TASK DIRECTIONS:
Copy out all of the data word for word. Omit every picture.

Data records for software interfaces
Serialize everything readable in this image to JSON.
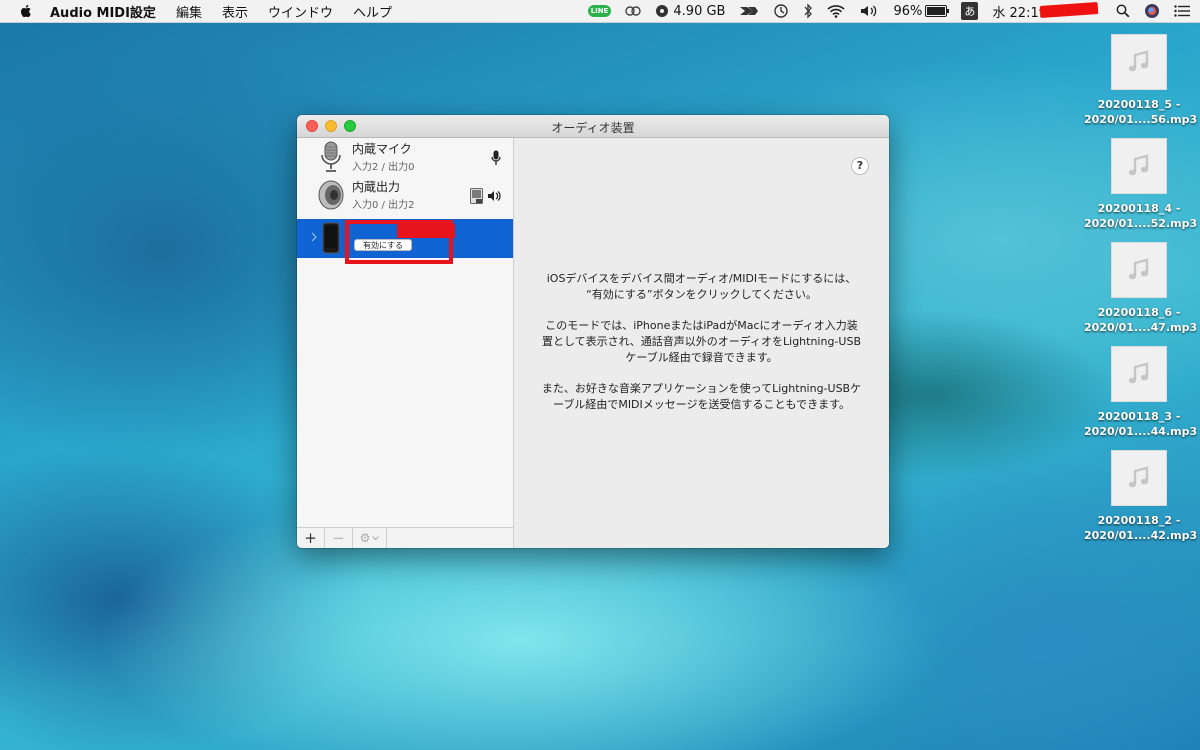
{
  "menubar": {
    "app_name": "Audio MIDI設定",
    "menus": [
      "編集",
      "表示",
      "ウインドウ",
      "ヘルプ"
    ],
    "status": {
      "line_label": "LINE",
      "storage": "4.90 GB",
      "battery": "96%",
      "battery_level": 0.96,
      "input_method": "あ",
      "clock": "水 22:19"
    }
  },
  "desktop_files": [
    {
      "line1": "20200118_5 -",
      "line2": "2020/01....56.mp3"
    },
    {
      "line1": "20200118_4 -",
      "line2": "2020/01....52.mp3"
    },
    {
      "line1": "20200118_6 -",
      "line2": "2020/01....47.mp3"
    },
    {
      "line1": "20200118_3 -",
      "line2": "2020/01....44.mp3"
    },
    {
      "line1": "20200118_2 -",
      "line2": "2020/01....42.mp3"
    }
  ],
  "window": {
    "title": "オーディオ装置",
    "devices": [
      {
        "name": "内蔵マイク",
        "io": "入力2 / 出力0"
      },
      {
        "name": "内蔵出力",
        "io": "入力0 / 出力2"
      },
      {
        "enable_label": "有効にする"
      }
    ],
    "toolbar": {
      "add": "+",
      "remove": "−",
      "gear": "⚙"
    },
    "help": "?",
    "message": {
      "p1": [
        "iOSデバイスをデバイス間オーディオ/MIDIモードにするには、",
        "“有効にする”ボタンをクリックしてください。"
      ],
      "p2": [
        "このモードでは、iPhoneまたはiPadがMacにオーディオ入力装",
        "置として表示され、通話音声以外のオーディオをLightning-USB",
        "ケーブル経由で録音できます。"
      ],
      "p3": [
        "また、お好きな音楽アプリケーションを使ってLightning-USBケ",
        "ーブル経由でMIDIメッセージを送受信することもできます。"
      ]
    }
  },
  "colors": {
    "selection": "#0f63d3",
    "redaction": "#e8141c"
  }
}
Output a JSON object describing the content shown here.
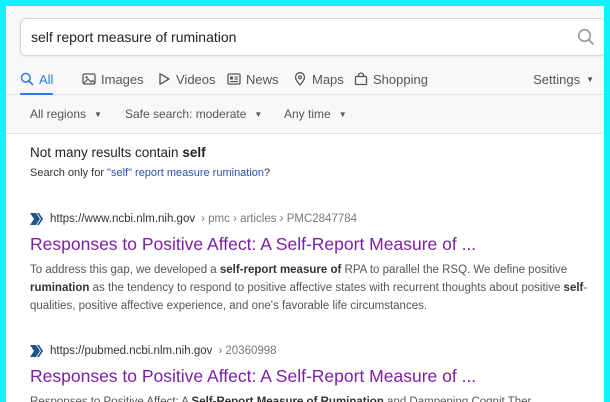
{
  "search": {
    "query": "self report measure of rumination"
  },
  "tabs": [
    {
      "label": "All",
      "icon": "search-icon",
      "active": true
    },
    {
      "label": "Images",
      "icon": "image-icon"
    },
    {
      "label": "Videos",
      "icon": "play-icon"
    },
    {
      "label": "News",
      "icon": "news-icon"
    },
    {
      "label": "Maps",
      "icon": "map-pin-icon"
    },
    {
      "label": "Shopping",
      "icon": "shopping-bag-icon"
    }
  ],
  "settings_label": "Settings",
  "filters": {
    "region": "All regions",
    "safe_search": "Safe search: moderate",
    "time": "Any time"
  },
  "notice": {
    "prefix": "Not many results contain ",
    "term": "self",
    "sub_prefix": "Search only for ",
    "sub_link": "\"self\" report measure rumination",
    "sub_suffix": "?"
  },
  "results": [
    {
      "host": "https://www.ncbi.nlm.nih.gov",
      "crumb": " › pmc › articles › PMC2847784",
      "title": "Responses to Positive Affect: A Self-Report Measure of ...",
      "snippet": [
        {
          "t": "To address this gap, we developed a "
        },
        {
          "t": "self-report measure of",
          "b": true
        },
        {
          "t": " RPA to parallel the RSQ. We define positive "
        },
        {
          "t": "rumination",
          "b": true
        },
        {
          "t": " as the tendency to respond to positive affective states with recurrent thoughts about positive "
        },
        {
          "t": "self",
          "b": true
        },
        {
          "t": "-qualities, positive affective experience, and one's favorable life circumstances."
        }
      ]
    },
    {
      "host": "https://pubmed.ncbi.nlm.nih.gov",
      "crumb": " › 20360998",
      "title": "Responses to Positive Affect: A Self-Report Measure of ...",
      "snippet": [
        {
          "t": "Responses to Positive Affect: A "
        },
        {
          "t": "Self-Report Measure of Rumination",
          "b": true
        },
        {
          "t": " and Dampening Cognit Ther"
        }
      ]
    }
  ]
}
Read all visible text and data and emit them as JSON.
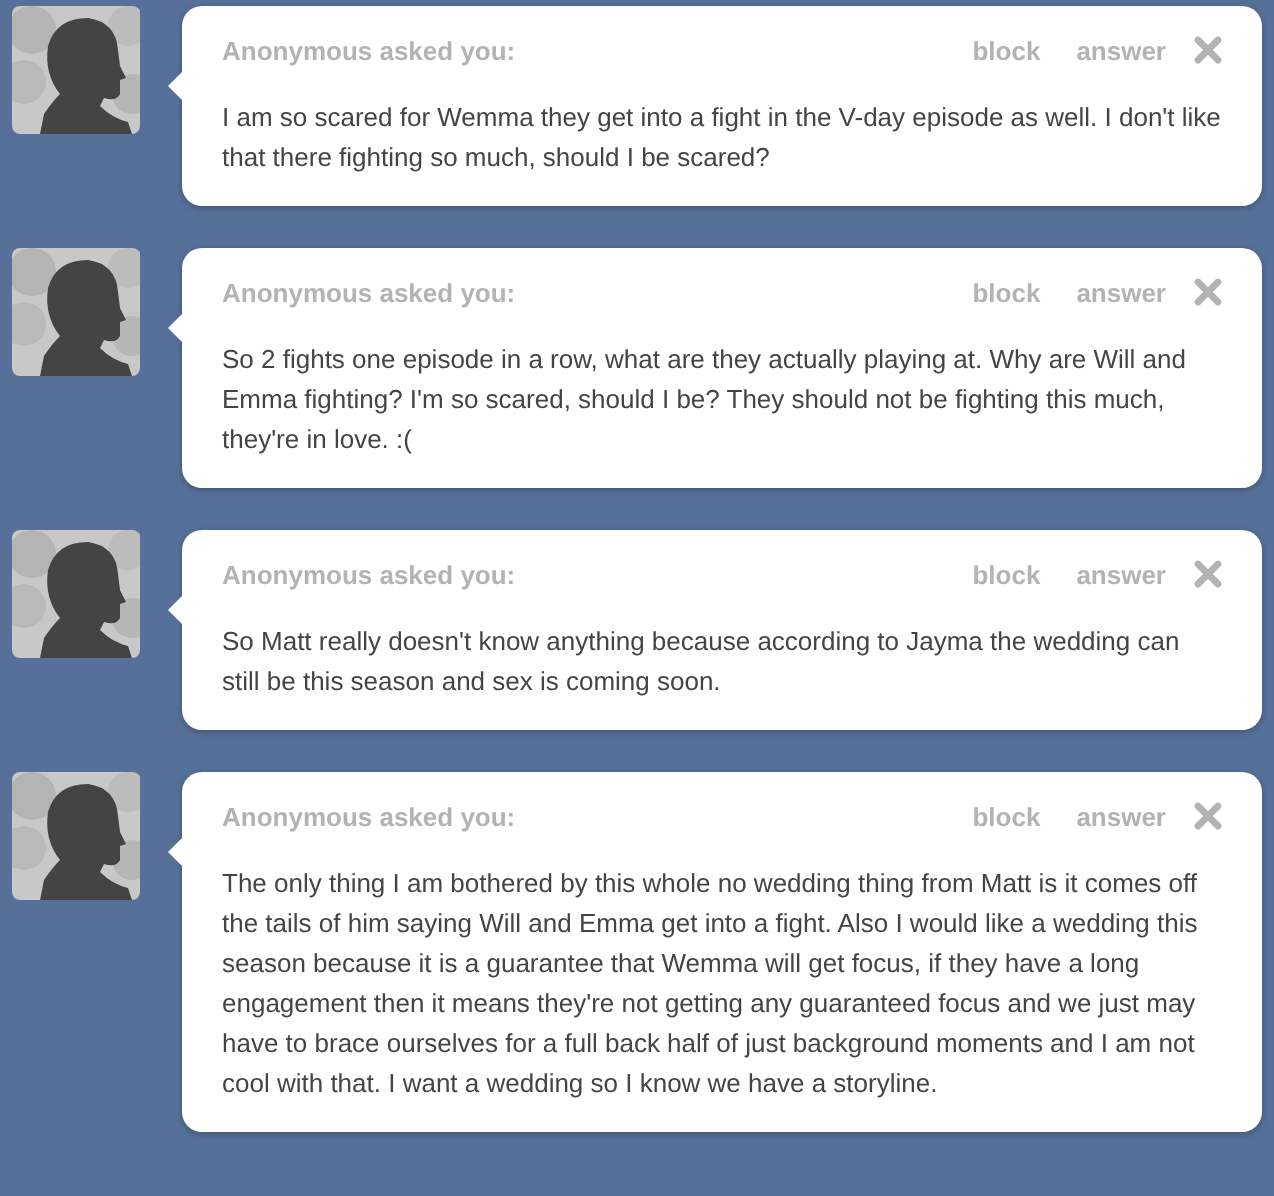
{
  "questions": [
    {
      "asker": "Anonymous asked you:",
      "actions": [
        "block",
        "answer"
      ],
      "text": "I am so scared for Wemma they get into a fight in the V-day episode as well. I don't like that there fighting so much, should I be scared?"
    },
    {
      "asker": "Anonymous asked you:",
      "actions": [
        "block",
        "answer"
      ],
      "text": "So 2 fights one episode in a row, what are they actually playing at. Why are Will and Emma fighting? I'm so scared, should I be? They should not be fighting this much, they're in love. :("
    },
    {
      "asker": "Anonymous asked you:",
      "actions": [
        "block",
        "answer"
      ],
      "text": "So Matt really doesn't know anything because according to Jayma the wedding can still be this season and sex is coming soon."
    },
    {
      "asker": "Anonymous asked you:",
      "actions": [
        "block",
        "answer"
      ],
      "text": "The only thing I am bothered by this whole no wedding thing from Matt is it comes off the tails of him saying Will and Emma get into a fight. Also I would like a wedding this season because it is a guarantee that Wemma will get focus, if they have a long engagement then it means they're not getting any guaranteed focus and we just may have to brace ourselves for a full back half of just background moments and I am not cool with that. I want a wedding so I know we have a storyline."
    }
  ]
}
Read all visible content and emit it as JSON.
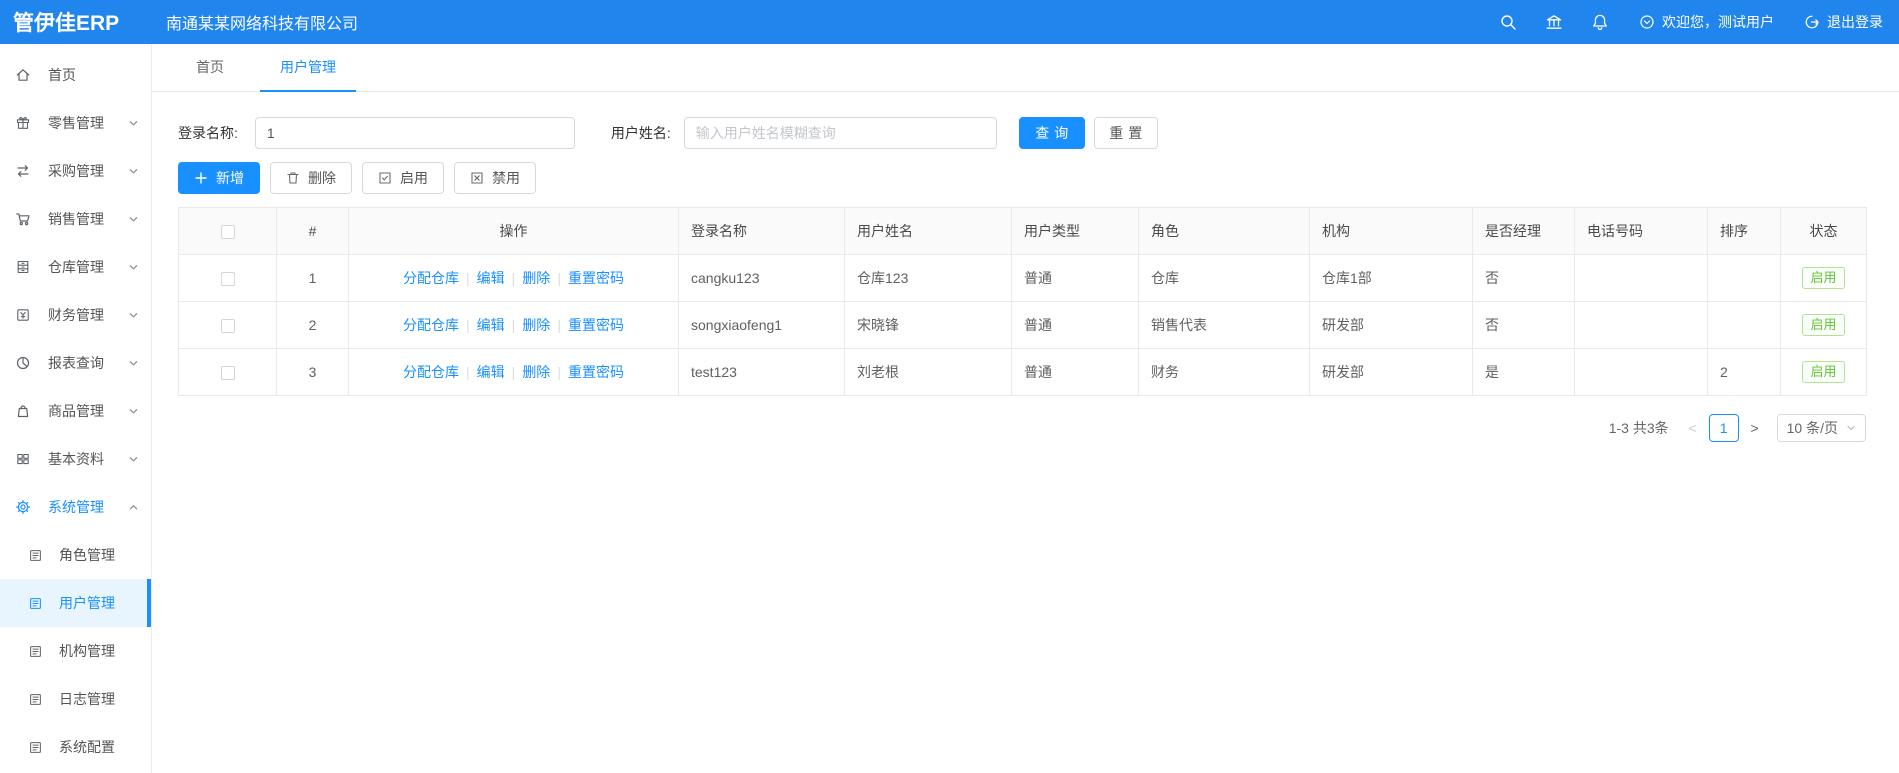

EXERCISE RESPONSE:
Serialize everything readable in this image to JSON.
{
  "menubar": {
    "app_name": "Audio MIDI設定",
    "menus": [
      "編集",
      "表示",
      "ウインドウ",
      "ヘルプ"
    ],
    "status": {
      "line_label": "LINE",
      "storage": "4.90 GB",
      "battery": "96%",
      "battery_level": 0.96,
      "input_method": "あ",
      "clock": "水 22:19"
    }
  },
  "desktop_files": [
    {
      "line1": "20200118_5 -",
      "line2": "2020/01....56.mp3"
    },
    {
      "line1": "20200118_4 -",
      "line2": "2020/01....52.mp3"
    },
    {
      "line1": "20200118_6 -",
      "line2": "2020/01....47.mp3"
    },
    {
      "line1": "20200118_3 -",
      "line2": "2020/01....44.mp3"
    },
    {
      "line1": "20200118_2 -",
      "line2": "2020/01....42.mp3"
    }
  ],
  "window": {
    "title": "オーディオ装置",
    "devices": [
      {
        "name": "内蔵マイク",
        "io": "入力2 / 出力0"
      },
      {
        "name": "内蔵出力",
        "io": "入力0 / 出力2"
      },
      {
        "enable_label": "有効にする"
      }
    ],
    "toolbar": {
      "add": "+",
      "remove": "−",
      "gear": "⚙"
    },
    "help": "?",
    "message": {
      "p1": [
        "iOSデバイスをデバイス間オーディオ/MIDIモードにするには、",
        "“有効にする”ボタンをクリックしてください。"
      ],
      "p2": [
        "このモードでは、iPhoneまたはiPadがMacにオーディオ入力装",
        "置として表示され、通話音声以外のオーディオをLightning-USB",
        "ケーブル経由で録音できます。"
      ],
      "p3": [
        "また、お好きな音楽アプリケーションを使ってLightning-USBケ",
        "ーブル経由でMIDIメッセージを送受信することもできます。"
      ]
    }
  },
  "colors": {
    "selection": "#0f63d3",
    "redaction": "#e8141c"
  }
}
Output a JSON object describing the content shown here.
{
  "search": {
    "query": "self report measure of rumination"
  },
  "tabs": [
    {
      "label": "All",
      "icon": "search-icon",
      "active": true
    },
    {
      "label": "Images",
      "icon": "image-icon"
    },
    {
      "label": "Videos",
      "icon": "play-icon"
    },
    {
      "label": "News",
      "icon": "news-icon"
    },
    {
      "label": "Maps",
      "icon": "map-pin-icon"
    },
    {
      "label": "Shopping",
      "icon": "shopping-bag-icon"
    }
  ],
  "settings_label": "Settings",
  "filters": {
    "region": "All regions",
    "safe_search": "Safe search: moderate",
    "time": "Any time"
  },
  "notice": {
    "prefix": "Not many results contain ",
    "term": "self",
    "sub_prefix": "Search only for ",
    "sub_link": "\"self\" report measure rumination",
    "sub_suffix": "?"
  },
  "results": [
    {
      "host": "https://www.ncbi.nlm.nih.gov",
      "crumb": " › pmc › articles › PMC2847784",
      "title": "Responses to Positive Affect: A Self-Report Measure of ...",
      "snippet": [
        {
          "t": "To address this gap, we developed a "
        },
        {
          "t": "self-report measure of",
          "b": true
        },
        {
          "t": " RPA to parallel the RSQ. We define positive "
        },
        {
          "t": "rumination",
          "b": true
        },
        {
          "t": " as the tendency to respond to positive affective states with recurrent thoughts about positive "
        },
        {
          "t": "self",
          "b": true
        },
        {
          "t": "-qualities, positive affective experience, and one's favorable life circumstances."
        }
      ]
    },
    {
      "host": "https://pubmed.ncbi.nlm.nih.gov",
      "crumb": " › 20360998",
      "title": "Responses to Positive Affect: A Self-Report Measure of ...",
      "snippet": [
        {
          "t": "Responses to Positive Affect: A "
        },
        {
          "t": "Self-Report Measure of Rumination",
          "b": true
        },
        {
          "t": " and Dampening Cognit Ther"
        }
      ]
    }
  ]
}
Read all visible text and data and emit them as JSON.
{
  "questions": [
    {
      "asker": "Anonymous asked you:",
      "actions": [
        "block",
        "answer"
      ],
      "text": "I am so scared for Wemma they get into a fight in the V-day episode as well. I don't like that there fighting so much, should I be scared?"
    },
    {
      "asker": "Anonymous asked you:",
      "actions": [
        "block",
        "answer"
      ],
      "text": "So 2 fights one episode in a row, what are they actually playing at. Why are Will and Emma fighting? I'm so scared, should I be? They should not be fighting this much, they're in love. :("
    },
    {
      "asker": "Anonymous asked you:",
      "actions": [
        "block",
        "answer"
      ],
      "text": "So Matt really doesn't know anything because according to Jayma the wedding can still be this season and sex is coming soon."
    },
    {
      "asker": "Anonymous asked you:",
      "actions": [
        "block",
        "answer"
      ],
      "text": "The only thing I am bothered by this whole no wedding thing from Matt is it comes off the tails of him saying Will and Emma get into a fight. Also I would like a wedding this season because it is a guarantee that Wemma will get focus, if they have a long engagement then it means they're not getting any guaranteed focus and we just may have to brace ourselves for a full back half of just background moments and I am not cool with that. I want a wedding so I know we have a storyline."
    }
  ]
}
Read all visible content and emit it as JSON.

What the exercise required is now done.